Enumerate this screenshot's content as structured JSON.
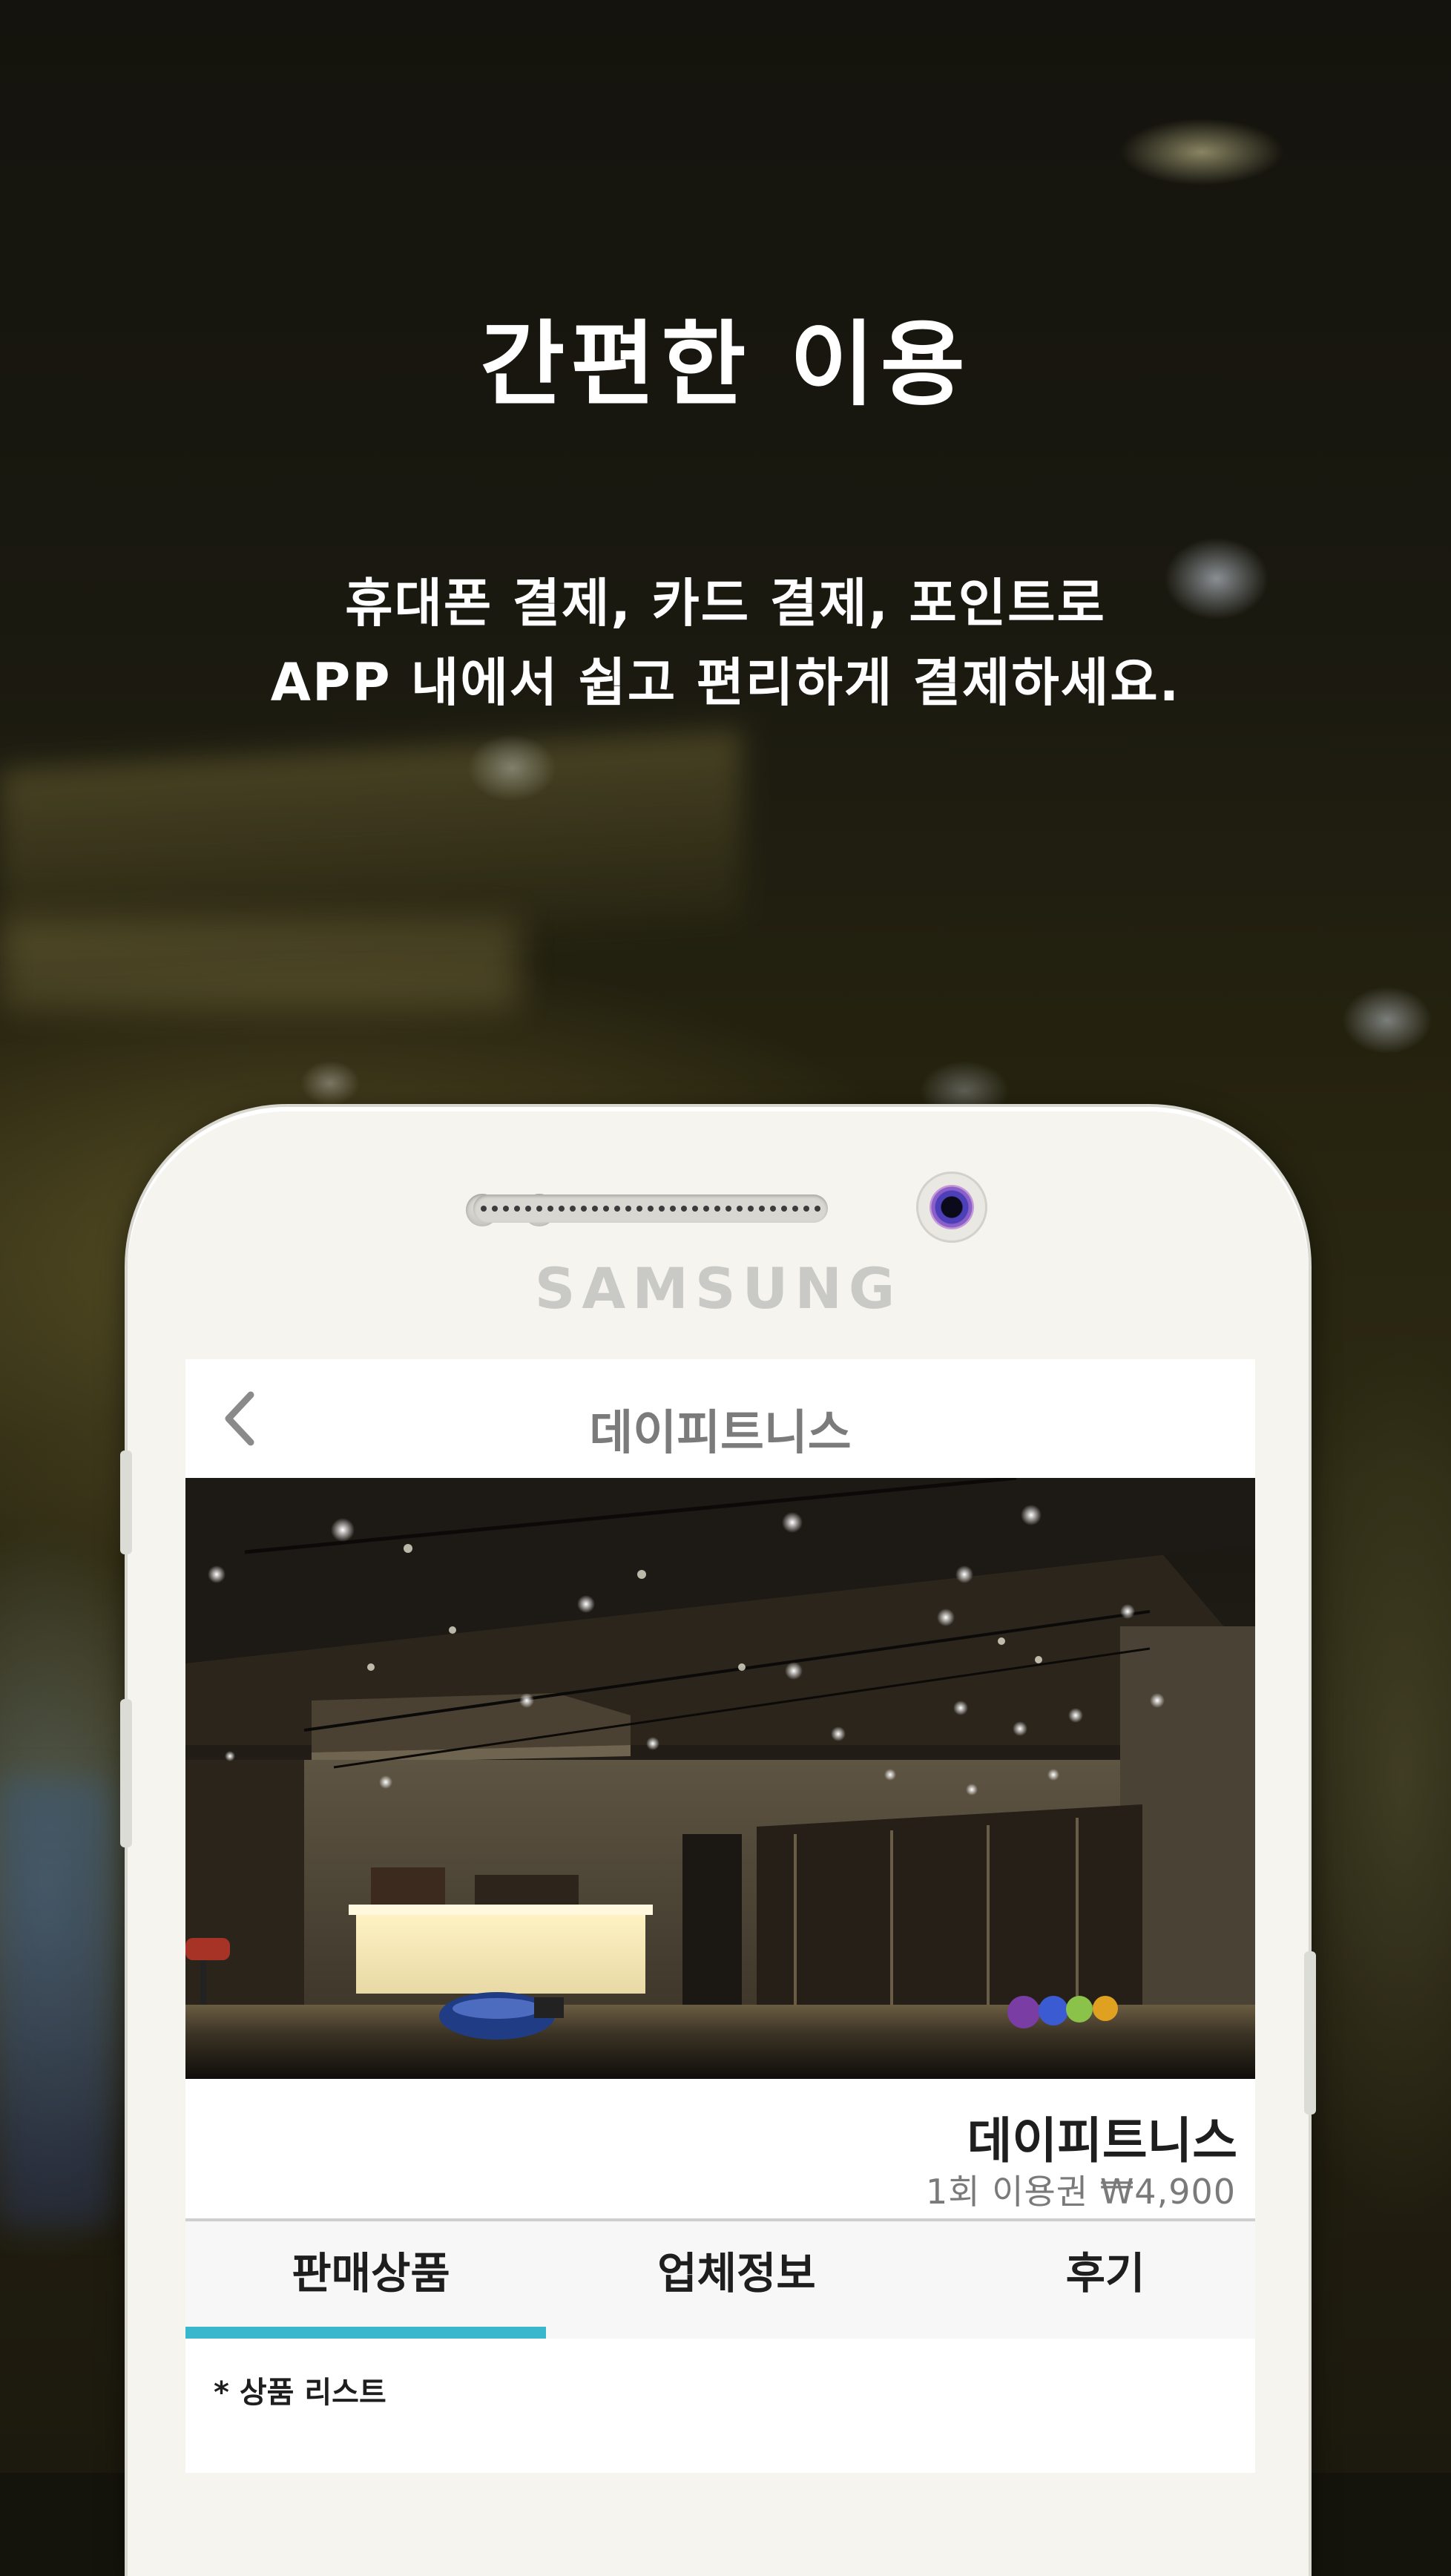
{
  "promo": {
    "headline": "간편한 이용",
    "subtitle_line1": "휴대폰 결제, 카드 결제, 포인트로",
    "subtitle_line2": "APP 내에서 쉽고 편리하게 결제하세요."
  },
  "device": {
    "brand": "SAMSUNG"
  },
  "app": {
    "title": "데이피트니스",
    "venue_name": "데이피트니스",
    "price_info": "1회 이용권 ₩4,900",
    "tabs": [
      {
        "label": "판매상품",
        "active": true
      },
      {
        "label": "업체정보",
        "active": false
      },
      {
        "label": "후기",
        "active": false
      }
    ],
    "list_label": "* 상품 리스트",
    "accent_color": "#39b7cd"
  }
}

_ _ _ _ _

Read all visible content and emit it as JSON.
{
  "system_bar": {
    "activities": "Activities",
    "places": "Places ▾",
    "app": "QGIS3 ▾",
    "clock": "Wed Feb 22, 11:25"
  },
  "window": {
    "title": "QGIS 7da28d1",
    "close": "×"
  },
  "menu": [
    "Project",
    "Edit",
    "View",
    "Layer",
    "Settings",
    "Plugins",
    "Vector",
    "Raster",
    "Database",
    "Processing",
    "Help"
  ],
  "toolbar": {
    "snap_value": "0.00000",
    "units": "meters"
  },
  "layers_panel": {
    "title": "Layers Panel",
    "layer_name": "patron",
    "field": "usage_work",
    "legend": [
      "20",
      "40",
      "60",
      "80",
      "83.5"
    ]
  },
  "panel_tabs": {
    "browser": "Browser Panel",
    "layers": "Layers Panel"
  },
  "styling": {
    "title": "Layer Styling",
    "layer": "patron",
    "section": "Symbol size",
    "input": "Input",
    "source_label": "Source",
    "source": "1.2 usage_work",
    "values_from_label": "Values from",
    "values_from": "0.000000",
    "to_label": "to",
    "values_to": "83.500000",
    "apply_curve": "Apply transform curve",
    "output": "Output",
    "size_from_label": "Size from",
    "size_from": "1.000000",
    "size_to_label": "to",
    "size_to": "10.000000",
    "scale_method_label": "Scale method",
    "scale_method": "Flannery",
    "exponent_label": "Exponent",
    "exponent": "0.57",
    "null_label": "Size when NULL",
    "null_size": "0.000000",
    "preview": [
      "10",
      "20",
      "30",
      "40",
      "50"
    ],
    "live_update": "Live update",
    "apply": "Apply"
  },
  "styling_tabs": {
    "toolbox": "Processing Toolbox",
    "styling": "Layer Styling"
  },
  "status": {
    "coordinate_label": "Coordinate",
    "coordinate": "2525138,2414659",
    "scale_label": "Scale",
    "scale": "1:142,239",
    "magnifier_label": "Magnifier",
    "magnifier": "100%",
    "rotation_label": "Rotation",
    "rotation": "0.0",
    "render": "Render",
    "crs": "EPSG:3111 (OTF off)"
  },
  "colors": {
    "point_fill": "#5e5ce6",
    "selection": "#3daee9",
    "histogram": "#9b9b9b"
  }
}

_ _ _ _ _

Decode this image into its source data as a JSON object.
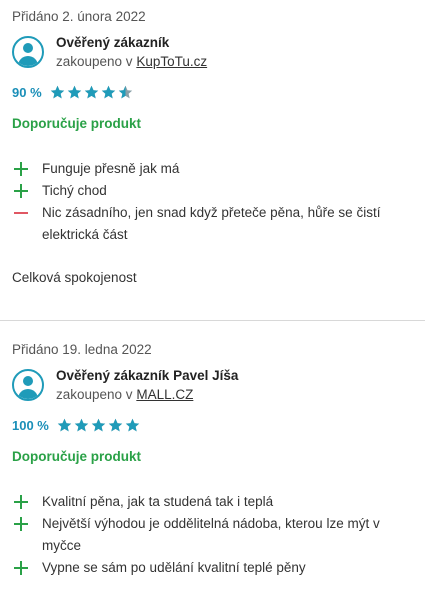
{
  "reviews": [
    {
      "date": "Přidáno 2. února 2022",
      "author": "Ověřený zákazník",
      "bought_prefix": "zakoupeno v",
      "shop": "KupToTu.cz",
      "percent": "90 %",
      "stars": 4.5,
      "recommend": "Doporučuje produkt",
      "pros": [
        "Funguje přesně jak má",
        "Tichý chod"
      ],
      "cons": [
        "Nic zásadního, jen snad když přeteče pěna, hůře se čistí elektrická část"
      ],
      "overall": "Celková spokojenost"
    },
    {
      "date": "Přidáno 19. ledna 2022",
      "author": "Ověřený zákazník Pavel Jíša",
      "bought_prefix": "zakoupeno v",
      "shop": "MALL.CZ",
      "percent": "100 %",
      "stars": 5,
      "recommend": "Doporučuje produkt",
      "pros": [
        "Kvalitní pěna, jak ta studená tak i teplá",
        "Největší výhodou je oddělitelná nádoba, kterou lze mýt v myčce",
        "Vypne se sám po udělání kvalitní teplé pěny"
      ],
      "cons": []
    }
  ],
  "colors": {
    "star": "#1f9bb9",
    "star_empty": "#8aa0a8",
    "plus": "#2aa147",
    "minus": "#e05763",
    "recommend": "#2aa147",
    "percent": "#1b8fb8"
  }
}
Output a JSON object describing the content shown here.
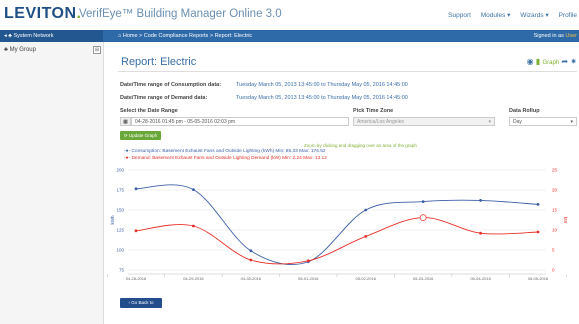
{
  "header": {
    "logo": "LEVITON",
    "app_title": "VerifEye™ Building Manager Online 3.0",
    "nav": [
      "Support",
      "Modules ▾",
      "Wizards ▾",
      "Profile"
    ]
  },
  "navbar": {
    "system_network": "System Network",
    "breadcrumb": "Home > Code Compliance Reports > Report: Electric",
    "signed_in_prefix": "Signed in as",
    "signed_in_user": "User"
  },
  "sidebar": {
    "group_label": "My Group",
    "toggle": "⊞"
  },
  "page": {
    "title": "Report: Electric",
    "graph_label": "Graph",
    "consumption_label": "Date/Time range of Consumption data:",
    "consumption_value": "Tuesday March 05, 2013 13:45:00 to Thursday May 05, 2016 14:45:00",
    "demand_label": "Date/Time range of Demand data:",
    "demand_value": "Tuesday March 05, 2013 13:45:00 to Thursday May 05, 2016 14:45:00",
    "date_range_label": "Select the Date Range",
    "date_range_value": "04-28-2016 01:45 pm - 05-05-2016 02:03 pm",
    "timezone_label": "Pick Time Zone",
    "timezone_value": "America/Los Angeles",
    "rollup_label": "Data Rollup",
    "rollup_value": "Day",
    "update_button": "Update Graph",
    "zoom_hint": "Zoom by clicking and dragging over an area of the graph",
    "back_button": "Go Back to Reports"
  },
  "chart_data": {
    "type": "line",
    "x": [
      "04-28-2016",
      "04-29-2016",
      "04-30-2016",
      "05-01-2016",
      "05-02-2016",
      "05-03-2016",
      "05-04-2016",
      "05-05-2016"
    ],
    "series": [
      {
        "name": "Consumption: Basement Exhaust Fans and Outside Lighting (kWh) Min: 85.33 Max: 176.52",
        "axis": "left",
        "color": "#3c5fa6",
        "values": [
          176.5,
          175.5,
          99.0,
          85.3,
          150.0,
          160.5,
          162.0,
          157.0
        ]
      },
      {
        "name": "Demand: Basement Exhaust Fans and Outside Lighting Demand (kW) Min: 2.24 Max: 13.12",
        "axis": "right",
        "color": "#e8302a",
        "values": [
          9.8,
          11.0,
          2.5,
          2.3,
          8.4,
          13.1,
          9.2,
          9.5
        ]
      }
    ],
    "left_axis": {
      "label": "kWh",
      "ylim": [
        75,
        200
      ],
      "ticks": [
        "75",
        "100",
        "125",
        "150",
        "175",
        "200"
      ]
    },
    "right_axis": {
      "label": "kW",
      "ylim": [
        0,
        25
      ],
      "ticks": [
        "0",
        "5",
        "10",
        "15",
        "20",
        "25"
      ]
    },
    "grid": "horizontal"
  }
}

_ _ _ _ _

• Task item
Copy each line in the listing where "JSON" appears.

• Answer box
Enumerate this screenshot's content as structured JSON.
Read all visible content and emit it as JSON.
Decode this image into its source data as a JSON object.
Output a JSON object describing the content shown here.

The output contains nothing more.